TASK INSTRUCTIONS:
Could the listing below be returned exactly, with its pictures left out?

PROVIDED MATERIAL:
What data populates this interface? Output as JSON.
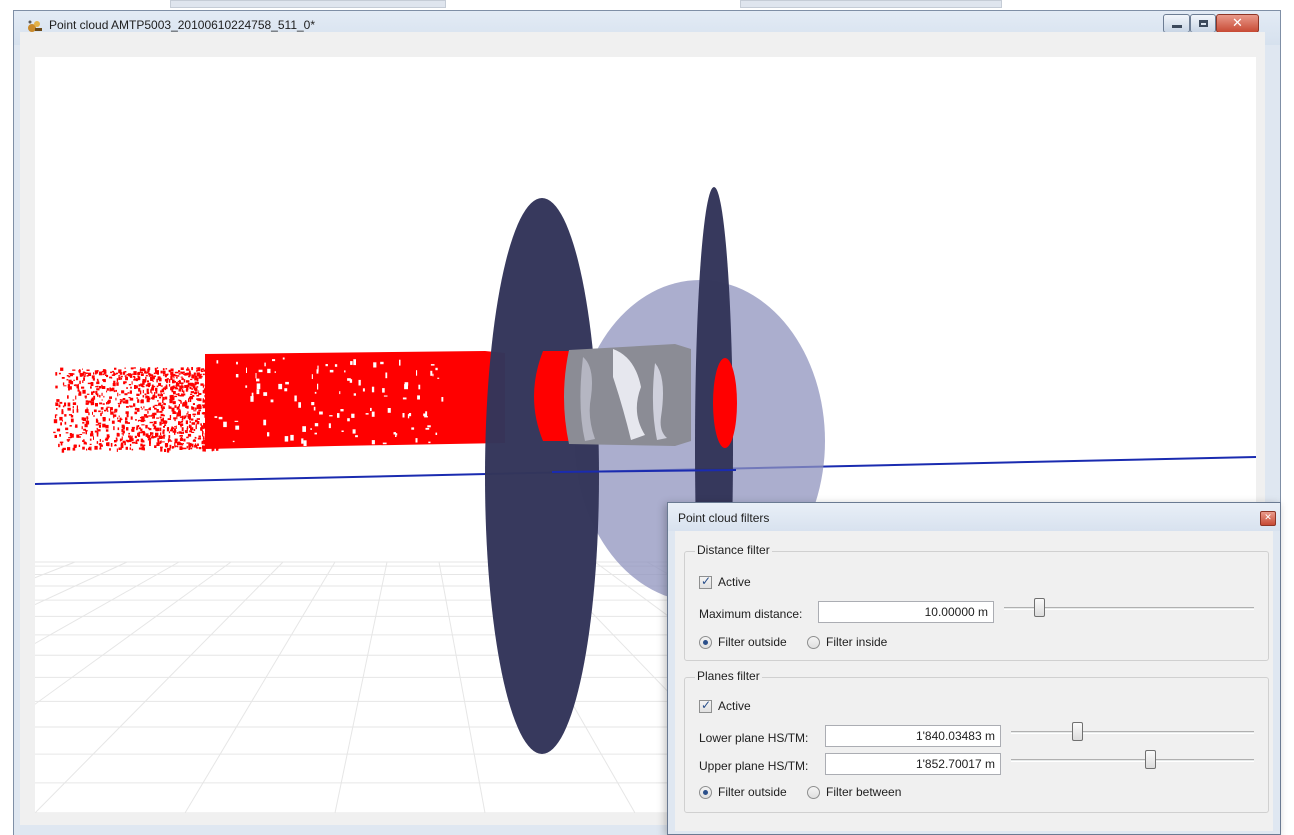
{
  "window": {
    "title": "Point cloud AMTP5003_20100610224758_511_0*",
    "controls": {
      "minimize": "minimize",
      "maximize": "maximize",
      "close": "close"
    }
  },
  "viewport": {
    "background": "#ffffff",
    "point_cloud_color": "#ff0000",
    "plane_color": "#33355a",
    "sphere_color": "#8f93bd",
    "axis_line_color": "#1a2bb0",
    "grid_color": "#e6e6e6"
  },
  "filters_dialog": {
    "title": "Point cloud filters",
    "distance_filter": {
      "group_title": "Distance filter",
      "active_label": "Active",
      "active": true,
      "max_distance_label": "Maximum distance:",
      "max_distance_value": "10.00000 m",
      "slider_position": 0.14,
      "radio_outside_label": "Filter outside",
      "radio_inside_label": "Filter inside",
      "selected": "outside"
    },
    "planes_filter": {
      "group_title": "Planes filter",
      "active_label": "Active",
      "active": true,
      "lower_plane_label": "Lower plane HS/TM:",
      "lower_plane_value": "1'840.03483 m",
      "lower_slider_position": 0.27,
      "upper_plane_label": "Upper plane HS/TM:",
      "upper_plane_value": "1'852.70017 m",
      "upper_slider_position": 0.57,
      "radio_outside_label": "Filter outside",
      "radio_between_label": "Filter between",
      "selected": "outside"
    }
  }
}
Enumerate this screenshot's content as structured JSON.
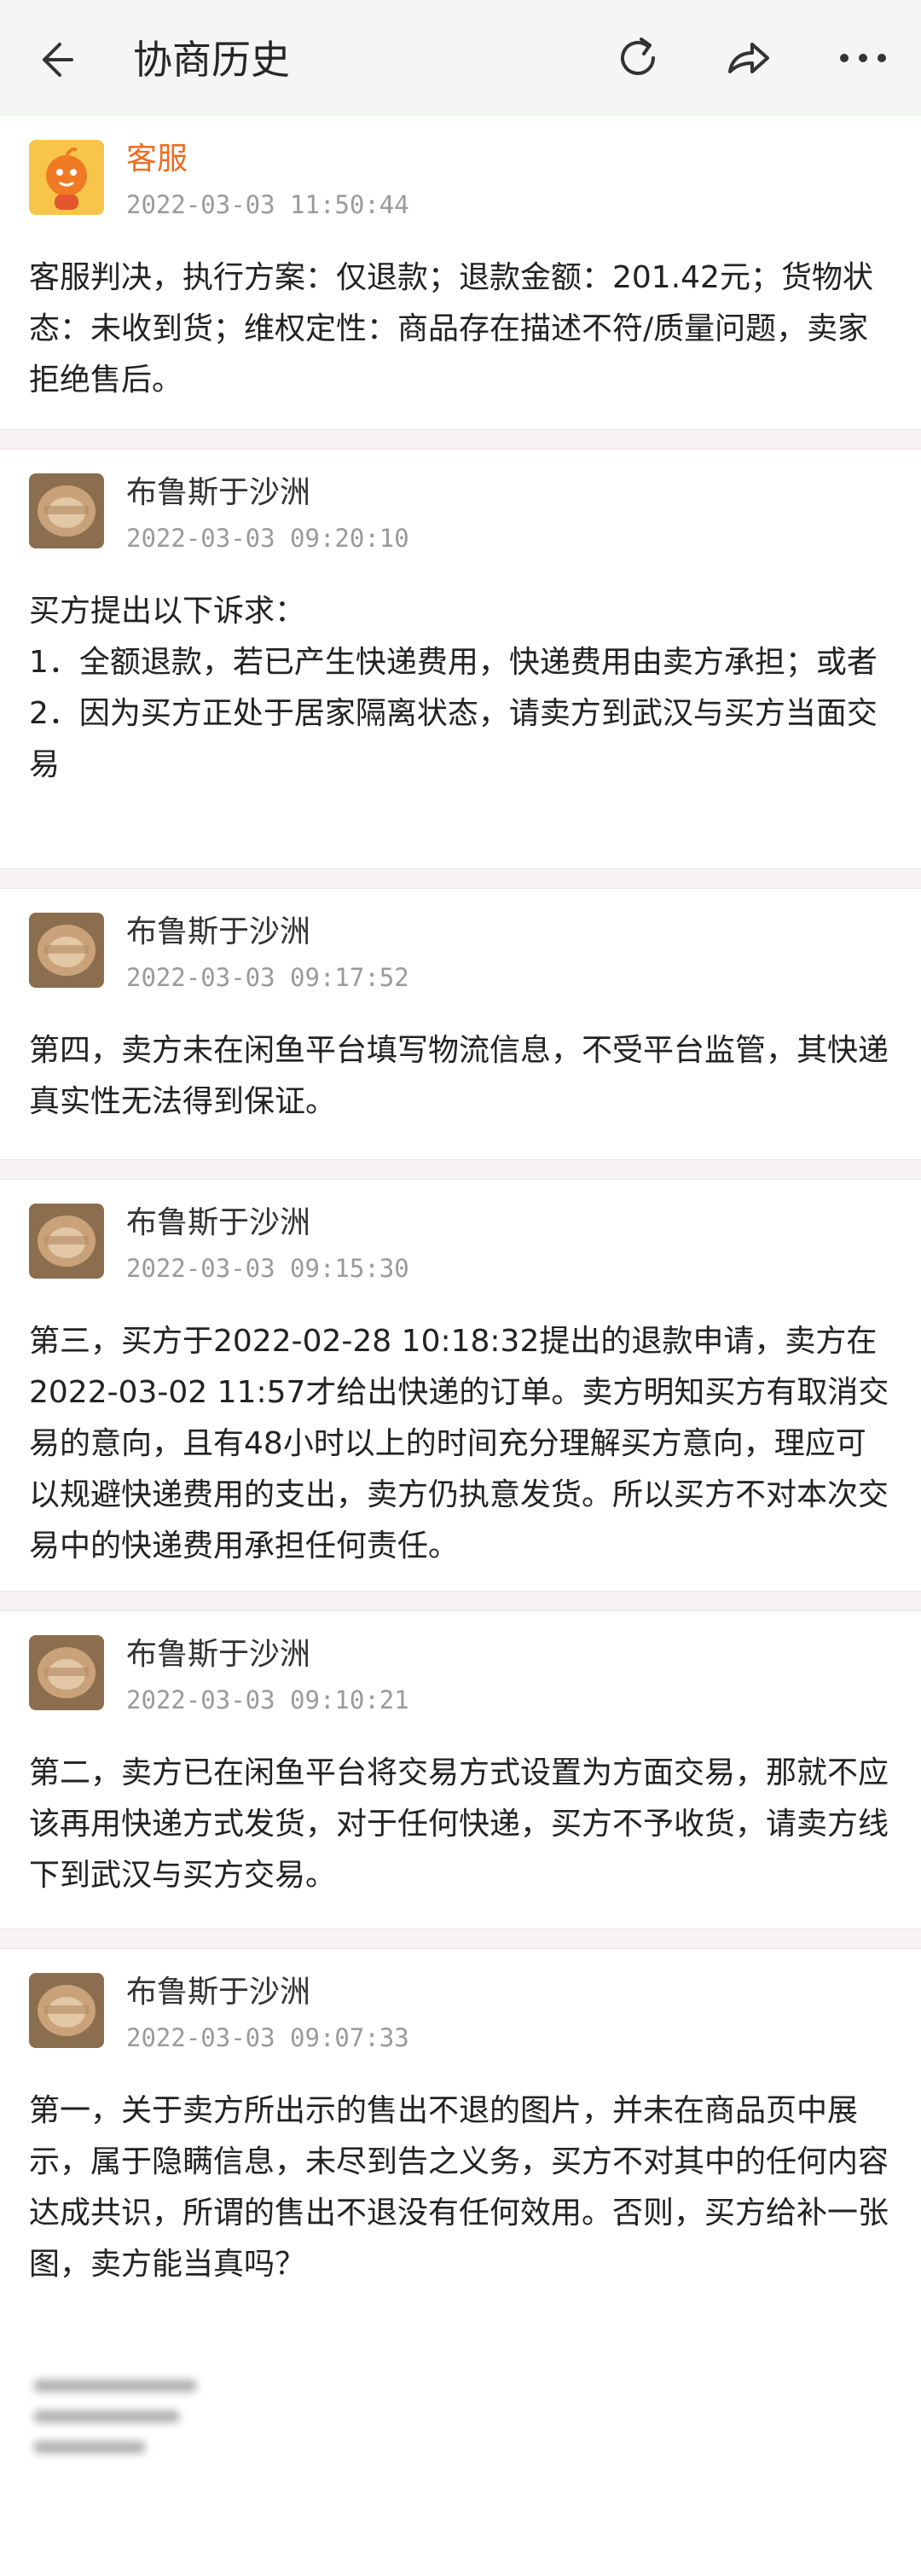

YOUR RESPONSE:
What data populates this interface? Output as JSON.
{
  "window": {
    "title": "Point cloud AMTP5003_20100610224758_511_0*",
    "controls": {
      "minimize": "minimize",
      "maximize": "maximize",
      "close": "close"
    }
  },
  "viewport": {
    "background": "#ffffff",
    "point_cloud_color": "#ff0000",
    "plane_color": "#33355a",
    "sphere_color": "#8f93bd",
    "axis_line_color": "#1a2bb0",
    "grid_color": "#e6e6e6"
  },
  "filters_dialog": {
    "title": "Point cloud filters",
    "distance_filter": {
      "group_title": "Distance filter",
      "active_label": "Active",
      "active": true,
      "max_distance_label": "Maximum distance:",
      "max_distance_value": "10.00000 m",
      "slider_position": 0.14,
      "radio_outside_label": "Filter outside",
      "radio_inside_label": "Filter inside",
      "selected": "outside"
    },
    "planes_filter": {
      "group_title": "Planes filter",
      "active_label": "Active",
      "active": true,
      "lower_plane_label": "Lower plane HS/TM:",
      "lower_plane_value": "1'840.03483 m",
      "lower_slider_position": 0.27,
      "upper_plane_label": "Upper plane HS/TM:",
      "upper_plane_value": "1'852.70017 m",
      "upper_slider_position": 0.57,
      "radio_outside_label": "Filter outside",
      "radio_between_label": "Filter between",
      "selected": "outside"
    }
  }
}
Enumerate this screenshot's content as structured JSON.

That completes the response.